Renewable energy has overtaken fossil fuels as the UK's primary source of electricity for the first time, according to new data released by the National Grid.
The data shows that in 2022, renewable energy sources, such as wind, solar, and hydro, generated 42% of the UK's electricity, while fossil fuels accounted for 41%. The remaining 17% came from nuclear power.
This marks a significant milestone for the UK, which has been transitioning to cleaner sources of energy in recent years in an effort to meet its climate change targets.
The UK government has set a target of reaching net-zero emissions by 2050, which requires a dramatic reduction in greenhouse gas emissions, particularly from the electricity sector.
The shift to renewable energy has been driven by a combination of government policies and market forces. The UK government has introduced a number of measures to encourage the deployment of renewable energy, such as subsidies for wind and solar projects and the introduction of a carbon pricing mechanism.
At the same time, the cost of renewable energy has plummeted in recent years, making it increasingly competitive with fossil fuels. In particular, the cost of offshore wind has fallen significantly, thanks to advances in technology and the development of larger, more efficient turbines.
The National Grid expects renewable energy to continue to grow in importance over the coming years, with offshore wind expected to become the UK's largest source of electricity by 2030.

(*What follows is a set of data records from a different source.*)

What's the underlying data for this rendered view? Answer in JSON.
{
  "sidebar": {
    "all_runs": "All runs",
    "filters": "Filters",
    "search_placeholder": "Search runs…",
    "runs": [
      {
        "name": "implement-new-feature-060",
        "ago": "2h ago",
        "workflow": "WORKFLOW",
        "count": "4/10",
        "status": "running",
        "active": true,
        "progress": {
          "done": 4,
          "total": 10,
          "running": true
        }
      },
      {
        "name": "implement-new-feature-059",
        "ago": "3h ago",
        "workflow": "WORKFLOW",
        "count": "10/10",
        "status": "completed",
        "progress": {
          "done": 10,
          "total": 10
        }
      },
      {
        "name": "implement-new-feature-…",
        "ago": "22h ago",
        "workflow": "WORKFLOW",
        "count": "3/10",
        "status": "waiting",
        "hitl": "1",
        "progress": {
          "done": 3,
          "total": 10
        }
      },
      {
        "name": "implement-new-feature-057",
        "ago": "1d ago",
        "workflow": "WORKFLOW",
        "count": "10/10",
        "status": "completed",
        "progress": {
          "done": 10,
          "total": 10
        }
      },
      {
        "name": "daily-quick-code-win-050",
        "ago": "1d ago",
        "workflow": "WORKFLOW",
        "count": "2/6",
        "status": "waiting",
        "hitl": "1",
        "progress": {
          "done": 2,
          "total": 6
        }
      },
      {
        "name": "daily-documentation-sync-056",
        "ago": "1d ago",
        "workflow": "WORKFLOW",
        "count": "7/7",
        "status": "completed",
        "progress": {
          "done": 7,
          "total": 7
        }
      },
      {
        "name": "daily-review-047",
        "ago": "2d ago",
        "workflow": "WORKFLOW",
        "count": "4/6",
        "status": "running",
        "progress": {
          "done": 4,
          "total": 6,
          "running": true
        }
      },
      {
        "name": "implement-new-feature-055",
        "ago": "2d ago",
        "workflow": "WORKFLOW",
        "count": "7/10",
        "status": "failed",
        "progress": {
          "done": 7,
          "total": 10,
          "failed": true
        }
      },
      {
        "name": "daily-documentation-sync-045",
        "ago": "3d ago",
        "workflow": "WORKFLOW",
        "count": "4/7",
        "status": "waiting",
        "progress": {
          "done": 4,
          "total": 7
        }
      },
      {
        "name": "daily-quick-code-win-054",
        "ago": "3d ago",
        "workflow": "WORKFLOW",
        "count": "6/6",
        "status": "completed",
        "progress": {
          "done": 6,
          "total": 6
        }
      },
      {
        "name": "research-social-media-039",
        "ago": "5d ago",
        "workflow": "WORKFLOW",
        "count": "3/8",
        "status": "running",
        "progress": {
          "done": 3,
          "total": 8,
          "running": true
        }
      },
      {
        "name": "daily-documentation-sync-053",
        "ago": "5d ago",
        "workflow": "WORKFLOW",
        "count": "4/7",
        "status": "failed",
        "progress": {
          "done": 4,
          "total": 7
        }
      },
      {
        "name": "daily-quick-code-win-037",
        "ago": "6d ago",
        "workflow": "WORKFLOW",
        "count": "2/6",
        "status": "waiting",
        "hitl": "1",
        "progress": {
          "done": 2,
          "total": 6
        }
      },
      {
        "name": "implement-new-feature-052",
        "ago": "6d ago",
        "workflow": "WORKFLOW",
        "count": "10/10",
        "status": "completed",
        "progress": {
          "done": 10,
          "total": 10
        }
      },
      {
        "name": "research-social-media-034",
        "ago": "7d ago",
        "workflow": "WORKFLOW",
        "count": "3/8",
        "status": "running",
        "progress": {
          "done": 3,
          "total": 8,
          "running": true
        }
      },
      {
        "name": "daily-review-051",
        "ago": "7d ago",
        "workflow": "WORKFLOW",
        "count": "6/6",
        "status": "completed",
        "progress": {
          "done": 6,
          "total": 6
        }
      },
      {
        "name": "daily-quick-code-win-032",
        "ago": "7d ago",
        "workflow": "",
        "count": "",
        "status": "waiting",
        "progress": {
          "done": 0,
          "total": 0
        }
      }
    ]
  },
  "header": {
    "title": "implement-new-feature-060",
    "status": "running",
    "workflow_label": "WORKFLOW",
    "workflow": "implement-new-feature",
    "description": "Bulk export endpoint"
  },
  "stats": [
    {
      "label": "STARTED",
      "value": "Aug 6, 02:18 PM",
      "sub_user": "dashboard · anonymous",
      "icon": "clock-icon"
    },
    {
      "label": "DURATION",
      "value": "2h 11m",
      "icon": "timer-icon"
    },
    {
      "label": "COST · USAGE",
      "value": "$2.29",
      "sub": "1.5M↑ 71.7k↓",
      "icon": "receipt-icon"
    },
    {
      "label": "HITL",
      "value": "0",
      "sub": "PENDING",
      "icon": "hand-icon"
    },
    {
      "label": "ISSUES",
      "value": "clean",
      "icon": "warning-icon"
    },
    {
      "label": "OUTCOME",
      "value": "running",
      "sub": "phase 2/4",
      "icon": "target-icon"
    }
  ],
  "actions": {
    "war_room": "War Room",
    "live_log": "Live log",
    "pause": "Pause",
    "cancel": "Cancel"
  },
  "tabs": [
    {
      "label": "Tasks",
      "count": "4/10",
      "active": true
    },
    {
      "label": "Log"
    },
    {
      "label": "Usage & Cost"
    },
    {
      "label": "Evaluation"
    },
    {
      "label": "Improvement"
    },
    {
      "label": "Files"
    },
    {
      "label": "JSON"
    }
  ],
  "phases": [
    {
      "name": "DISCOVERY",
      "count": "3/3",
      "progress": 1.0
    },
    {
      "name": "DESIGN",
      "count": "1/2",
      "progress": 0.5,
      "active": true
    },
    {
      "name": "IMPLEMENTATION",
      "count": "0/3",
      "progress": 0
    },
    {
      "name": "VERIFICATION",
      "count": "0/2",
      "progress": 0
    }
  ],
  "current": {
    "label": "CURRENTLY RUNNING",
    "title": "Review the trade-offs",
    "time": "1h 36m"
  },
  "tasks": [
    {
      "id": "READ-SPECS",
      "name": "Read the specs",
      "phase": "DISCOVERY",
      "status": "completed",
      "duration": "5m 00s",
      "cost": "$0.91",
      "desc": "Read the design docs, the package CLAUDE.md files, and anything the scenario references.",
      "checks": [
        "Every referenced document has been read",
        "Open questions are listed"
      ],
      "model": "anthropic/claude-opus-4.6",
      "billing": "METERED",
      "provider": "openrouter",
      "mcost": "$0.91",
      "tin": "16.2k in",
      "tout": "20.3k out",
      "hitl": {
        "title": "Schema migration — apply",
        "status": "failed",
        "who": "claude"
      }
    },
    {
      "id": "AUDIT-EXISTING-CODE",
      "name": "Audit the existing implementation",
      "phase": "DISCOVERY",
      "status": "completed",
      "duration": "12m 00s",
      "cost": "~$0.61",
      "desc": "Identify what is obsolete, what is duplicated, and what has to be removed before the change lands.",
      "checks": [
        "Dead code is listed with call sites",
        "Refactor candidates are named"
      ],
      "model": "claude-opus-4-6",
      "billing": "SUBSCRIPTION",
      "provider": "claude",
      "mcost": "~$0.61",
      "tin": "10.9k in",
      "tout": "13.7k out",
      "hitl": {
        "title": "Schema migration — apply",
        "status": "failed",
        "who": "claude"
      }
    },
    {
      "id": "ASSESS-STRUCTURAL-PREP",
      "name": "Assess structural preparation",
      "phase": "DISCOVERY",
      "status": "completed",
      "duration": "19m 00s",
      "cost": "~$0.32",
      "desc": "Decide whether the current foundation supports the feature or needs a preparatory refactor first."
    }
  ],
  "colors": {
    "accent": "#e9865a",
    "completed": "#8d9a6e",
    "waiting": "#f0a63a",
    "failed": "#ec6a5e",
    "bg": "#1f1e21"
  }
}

However, the transition to renewable energy is not without challenges. One of the biggest challenges is the intermittency of renewable energy sources, which can make it difficult to ensure a reliable supply of electricity. To address this, the UK is investing in energy storage technologies, such as batteries and pumped hydro, to help balance the grid.
Overall, the data released by the National Grid is a clear sign that the UK's transition to renewable energy is well underway. While there is still a long way to go to reach net-zero emissions, the UK is making progress and demonstrating that a low-carbon future is achievable.